*** Opening EXERCISE MATERIAL ***

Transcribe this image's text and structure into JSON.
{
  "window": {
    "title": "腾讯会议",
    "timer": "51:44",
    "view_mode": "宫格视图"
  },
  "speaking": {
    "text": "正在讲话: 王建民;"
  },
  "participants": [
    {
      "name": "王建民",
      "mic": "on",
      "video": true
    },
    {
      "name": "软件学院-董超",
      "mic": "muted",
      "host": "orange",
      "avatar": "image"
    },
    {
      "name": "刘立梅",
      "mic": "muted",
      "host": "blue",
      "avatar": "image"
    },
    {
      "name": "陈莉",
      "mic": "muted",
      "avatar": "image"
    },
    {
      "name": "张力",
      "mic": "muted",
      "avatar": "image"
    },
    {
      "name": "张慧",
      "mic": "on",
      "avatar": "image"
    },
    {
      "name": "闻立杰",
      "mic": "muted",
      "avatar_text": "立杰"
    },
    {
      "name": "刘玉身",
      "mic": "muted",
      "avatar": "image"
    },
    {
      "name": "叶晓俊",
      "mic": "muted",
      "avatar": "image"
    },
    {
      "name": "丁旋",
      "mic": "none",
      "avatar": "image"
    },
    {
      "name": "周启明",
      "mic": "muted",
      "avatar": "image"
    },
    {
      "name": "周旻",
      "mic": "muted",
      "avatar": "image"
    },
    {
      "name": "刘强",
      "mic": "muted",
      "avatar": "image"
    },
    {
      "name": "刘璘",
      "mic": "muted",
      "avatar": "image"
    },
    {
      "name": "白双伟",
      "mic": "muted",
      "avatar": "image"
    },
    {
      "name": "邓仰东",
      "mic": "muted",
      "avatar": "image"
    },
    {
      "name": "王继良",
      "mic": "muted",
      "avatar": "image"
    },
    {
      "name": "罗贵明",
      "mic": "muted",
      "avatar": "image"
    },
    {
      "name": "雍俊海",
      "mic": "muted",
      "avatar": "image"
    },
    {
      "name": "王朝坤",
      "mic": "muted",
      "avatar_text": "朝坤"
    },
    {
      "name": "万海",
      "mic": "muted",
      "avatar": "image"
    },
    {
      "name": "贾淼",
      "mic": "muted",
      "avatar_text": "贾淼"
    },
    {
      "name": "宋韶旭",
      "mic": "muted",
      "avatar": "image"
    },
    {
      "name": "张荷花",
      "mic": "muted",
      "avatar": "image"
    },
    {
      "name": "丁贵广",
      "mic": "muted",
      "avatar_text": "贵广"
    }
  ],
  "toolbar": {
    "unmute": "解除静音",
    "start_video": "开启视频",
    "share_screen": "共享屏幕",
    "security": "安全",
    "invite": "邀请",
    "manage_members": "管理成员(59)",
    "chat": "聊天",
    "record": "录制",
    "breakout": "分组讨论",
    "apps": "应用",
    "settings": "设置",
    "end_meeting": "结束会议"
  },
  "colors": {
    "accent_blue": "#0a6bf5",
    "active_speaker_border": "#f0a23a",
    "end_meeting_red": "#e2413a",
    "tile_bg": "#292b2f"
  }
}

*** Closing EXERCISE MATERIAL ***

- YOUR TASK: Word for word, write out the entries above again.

- RESULT:
Transcribe this image's text and structure into JSON.
{
  "window": {
    "title": "腾讯会议",
    "timer": "51:44",
    "view_mode": "宫格视图"
  },
  "speaking": {
    "text": "正在讲话: 王建民;"
  },
  "participants": [
    {
      "name": "王建民",
      "mic": "on",
      "video": true
    },
    {
      "name": "软件学院-董超",
      "mic": "muted",
      "host": "orange",
      "avatar": "image"
    },
    {
      "name": "刘立梅",
      "mic": "muted",
      "host": "blue",
      "avatar": "image"
    },
    {
      "name": "陈莉",
      "mic": "muted",
      "avatar": "image"
    },
    {
      "name": "张力",
      "mic": "muted",
      "avatar": "image"
    },
    {
      "name": "张慧",
      "mic": "on",
      "avatar": "image"
    },
    {
      "name": "闻立杰",
      "mic": "muted",
      "avatar_text": "立杰"
    },
    {
      "name": "刘玉身",
      "mic": "muted",
      "avatar": "image"
    },
    {
      "name": "叶晓俊",
      "mic": "muted",
      "avatar": "image"
    },
    {
      "name": "丁旋",
      "mic": "none",
      "avatar": "image"
    },
    {
      "name": "周启明",
      "mic": "muted",
      "avatar": "image"
    },
    {
      "name": "周旻",
      "mic": "muted",
      "avatar": "image"
    },
    {
      "name": "刘强",
      "mic": "muted",
      "avatar": "image"
    },
    {
      "name": "刘璘",
      "mic": "muted",
      "avatar": "image"
    },
    {
      "name": "白双伟",
      "mic": "muted",
      "avatar": "image"
    },
    {
      "name": "邓仰东",
      "mic": "muted",
      "avatar": "image"
    },
    {
      "name": "王继良",
      "mic": "muted",
      "avatar": "image"
    },
    {
      "name": "罗贵明",
      "mic": "muted",
      "avatar": "image"
    },
    {
      "name": "雍俊海",
      "mic": "muted",
      "avatar": "image"
    },
    {
      "name": "王朝坤",
      "mic": "muted",
      "avatar_text": "朝坤"
    },
    {
      "name": "万海",
      "mic": "muted",
      "avatar": "image"
    },
    {
      "name": "贾淼",
      "mic": "muted",
      "avatar_text": "贾淼"
    },
    {
      "name": "宋韶旭",
      "mic": "muted",
      "avatar": "image"
    },
    {
      "name": "张荷花",
      "mic": "muted",
      "avatar": "image"
    },
    {
      "name": "丁贵广",
      "mic": "muted",
      "avatar_text": "贵广"
    }
  ],
  "toolbar": {
    "unmute": "解除静音",
    "start_video": "开启视频",
    "share_screen": "共享屏幕",
    "security": "安全",
    "invite": "邀请",
    "manage_members": "管理成员(59)",
    "chat": "聊天",
    "record": "录制",
    "breakout": "分组讨论",
    "apps": "应用",
    "settings": "设置",
    "end_meeting": "结束会议"
  },
  "colors": {
    "accent_blue": "#0a6bf5",
    "active_speaker_border": "#f0a23a",
    "end_meeting_red": "#e2413a",
    "tile_bg": "#292b2f"
  }
}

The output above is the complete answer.